Entries from a dataset of interfaces:
_ _ _ _
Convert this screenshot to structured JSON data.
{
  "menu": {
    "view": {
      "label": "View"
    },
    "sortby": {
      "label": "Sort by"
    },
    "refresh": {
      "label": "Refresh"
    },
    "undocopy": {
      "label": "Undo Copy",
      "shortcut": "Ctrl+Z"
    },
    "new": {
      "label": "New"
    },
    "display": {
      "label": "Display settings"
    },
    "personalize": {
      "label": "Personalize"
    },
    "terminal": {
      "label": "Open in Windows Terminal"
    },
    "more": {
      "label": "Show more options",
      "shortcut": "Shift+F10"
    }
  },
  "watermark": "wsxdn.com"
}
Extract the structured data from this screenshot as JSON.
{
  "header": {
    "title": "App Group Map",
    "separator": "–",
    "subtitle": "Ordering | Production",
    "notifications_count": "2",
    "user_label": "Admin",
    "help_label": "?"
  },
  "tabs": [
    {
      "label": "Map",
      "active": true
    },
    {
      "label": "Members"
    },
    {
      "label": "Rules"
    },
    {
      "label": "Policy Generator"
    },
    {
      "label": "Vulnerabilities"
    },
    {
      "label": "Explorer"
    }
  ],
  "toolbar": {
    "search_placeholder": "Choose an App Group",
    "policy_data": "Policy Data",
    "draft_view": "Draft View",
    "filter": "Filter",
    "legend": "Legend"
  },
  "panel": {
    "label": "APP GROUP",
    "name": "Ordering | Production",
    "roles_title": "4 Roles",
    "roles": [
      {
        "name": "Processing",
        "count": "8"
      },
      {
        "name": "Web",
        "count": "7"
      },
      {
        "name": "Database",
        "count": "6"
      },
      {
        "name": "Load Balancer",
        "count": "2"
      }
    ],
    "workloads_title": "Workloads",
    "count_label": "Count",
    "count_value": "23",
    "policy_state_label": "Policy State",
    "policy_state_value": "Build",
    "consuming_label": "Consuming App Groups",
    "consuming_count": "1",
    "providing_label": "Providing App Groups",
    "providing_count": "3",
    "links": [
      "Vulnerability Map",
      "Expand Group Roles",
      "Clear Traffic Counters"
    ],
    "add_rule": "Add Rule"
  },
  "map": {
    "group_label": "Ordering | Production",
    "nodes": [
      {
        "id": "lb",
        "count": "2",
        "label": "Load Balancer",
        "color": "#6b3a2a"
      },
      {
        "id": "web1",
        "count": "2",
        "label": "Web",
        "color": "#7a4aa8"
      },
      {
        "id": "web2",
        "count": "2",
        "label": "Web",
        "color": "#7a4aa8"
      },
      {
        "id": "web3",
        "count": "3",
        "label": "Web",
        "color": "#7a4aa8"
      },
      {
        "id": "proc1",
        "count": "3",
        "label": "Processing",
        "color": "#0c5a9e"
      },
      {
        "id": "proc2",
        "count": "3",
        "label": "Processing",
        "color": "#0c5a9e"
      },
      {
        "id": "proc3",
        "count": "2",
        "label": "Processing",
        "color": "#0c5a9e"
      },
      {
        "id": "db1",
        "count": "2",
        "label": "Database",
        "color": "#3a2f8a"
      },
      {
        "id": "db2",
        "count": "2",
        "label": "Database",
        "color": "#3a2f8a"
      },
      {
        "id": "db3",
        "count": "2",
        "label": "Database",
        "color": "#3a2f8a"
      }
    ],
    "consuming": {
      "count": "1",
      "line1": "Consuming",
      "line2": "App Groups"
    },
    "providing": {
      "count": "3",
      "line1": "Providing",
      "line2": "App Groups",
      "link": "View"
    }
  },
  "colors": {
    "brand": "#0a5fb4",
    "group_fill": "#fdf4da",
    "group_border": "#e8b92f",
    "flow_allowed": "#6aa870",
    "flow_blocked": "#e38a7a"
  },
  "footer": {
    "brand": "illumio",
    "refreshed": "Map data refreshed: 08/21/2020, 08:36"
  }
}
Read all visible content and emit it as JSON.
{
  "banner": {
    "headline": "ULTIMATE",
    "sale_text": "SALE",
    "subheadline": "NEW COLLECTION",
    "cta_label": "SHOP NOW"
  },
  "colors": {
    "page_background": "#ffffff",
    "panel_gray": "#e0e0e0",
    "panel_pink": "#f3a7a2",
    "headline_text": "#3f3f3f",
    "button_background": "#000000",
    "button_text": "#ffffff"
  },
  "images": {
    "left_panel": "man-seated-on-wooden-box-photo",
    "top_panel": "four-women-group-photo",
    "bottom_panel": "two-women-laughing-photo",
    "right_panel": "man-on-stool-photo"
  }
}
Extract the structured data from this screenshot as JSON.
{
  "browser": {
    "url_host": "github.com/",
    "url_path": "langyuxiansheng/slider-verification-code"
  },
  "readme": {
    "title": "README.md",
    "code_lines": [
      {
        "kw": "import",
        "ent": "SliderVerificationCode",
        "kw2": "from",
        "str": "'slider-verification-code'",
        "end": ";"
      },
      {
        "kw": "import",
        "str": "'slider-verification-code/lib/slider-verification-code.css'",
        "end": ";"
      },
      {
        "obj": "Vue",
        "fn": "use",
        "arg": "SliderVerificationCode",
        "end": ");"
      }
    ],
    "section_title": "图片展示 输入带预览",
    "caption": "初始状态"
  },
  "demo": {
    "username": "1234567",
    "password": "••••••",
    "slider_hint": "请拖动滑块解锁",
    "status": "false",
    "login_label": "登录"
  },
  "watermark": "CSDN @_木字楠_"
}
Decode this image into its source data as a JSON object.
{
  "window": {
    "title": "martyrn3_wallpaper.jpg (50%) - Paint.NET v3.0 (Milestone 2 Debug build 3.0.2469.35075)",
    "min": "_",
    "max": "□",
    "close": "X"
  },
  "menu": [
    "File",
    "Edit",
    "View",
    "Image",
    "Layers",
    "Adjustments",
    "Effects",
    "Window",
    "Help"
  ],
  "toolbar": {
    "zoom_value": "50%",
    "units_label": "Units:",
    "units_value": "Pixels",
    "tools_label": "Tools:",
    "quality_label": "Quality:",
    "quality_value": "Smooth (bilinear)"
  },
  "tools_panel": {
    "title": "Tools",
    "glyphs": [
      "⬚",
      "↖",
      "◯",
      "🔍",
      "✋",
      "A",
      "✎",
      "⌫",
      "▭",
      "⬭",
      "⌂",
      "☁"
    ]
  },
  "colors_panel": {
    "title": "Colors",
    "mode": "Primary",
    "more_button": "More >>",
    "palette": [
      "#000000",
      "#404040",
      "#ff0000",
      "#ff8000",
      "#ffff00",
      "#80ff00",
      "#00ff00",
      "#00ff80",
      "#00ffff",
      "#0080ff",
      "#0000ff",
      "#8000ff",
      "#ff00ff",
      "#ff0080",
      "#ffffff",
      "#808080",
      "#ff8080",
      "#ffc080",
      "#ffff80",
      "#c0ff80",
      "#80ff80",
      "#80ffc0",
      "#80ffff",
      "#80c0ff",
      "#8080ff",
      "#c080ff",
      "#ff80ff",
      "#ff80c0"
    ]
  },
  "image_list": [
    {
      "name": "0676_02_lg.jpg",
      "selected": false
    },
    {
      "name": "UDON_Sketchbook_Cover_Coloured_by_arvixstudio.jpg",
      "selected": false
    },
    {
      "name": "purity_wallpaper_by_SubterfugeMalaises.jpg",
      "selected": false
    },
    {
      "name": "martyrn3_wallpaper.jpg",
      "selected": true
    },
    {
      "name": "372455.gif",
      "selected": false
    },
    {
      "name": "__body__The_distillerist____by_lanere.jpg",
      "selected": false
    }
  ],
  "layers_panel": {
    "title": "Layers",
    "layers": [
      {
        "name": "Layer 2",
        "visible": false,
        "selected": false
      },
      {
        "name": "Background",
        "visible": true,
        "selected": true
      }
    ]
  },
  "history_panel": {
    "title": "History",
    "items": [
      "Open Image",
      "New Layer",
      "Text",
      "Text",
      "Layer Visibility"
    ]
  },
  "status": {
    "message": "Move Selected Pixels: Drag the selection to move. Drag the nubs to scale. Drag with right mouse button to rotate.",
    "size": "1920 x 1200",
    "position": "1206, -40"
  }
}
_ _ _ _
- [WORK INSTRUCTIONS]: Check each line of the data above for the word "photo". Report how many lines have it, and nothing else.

- [ANSWER TO THE EXERCISE]: 4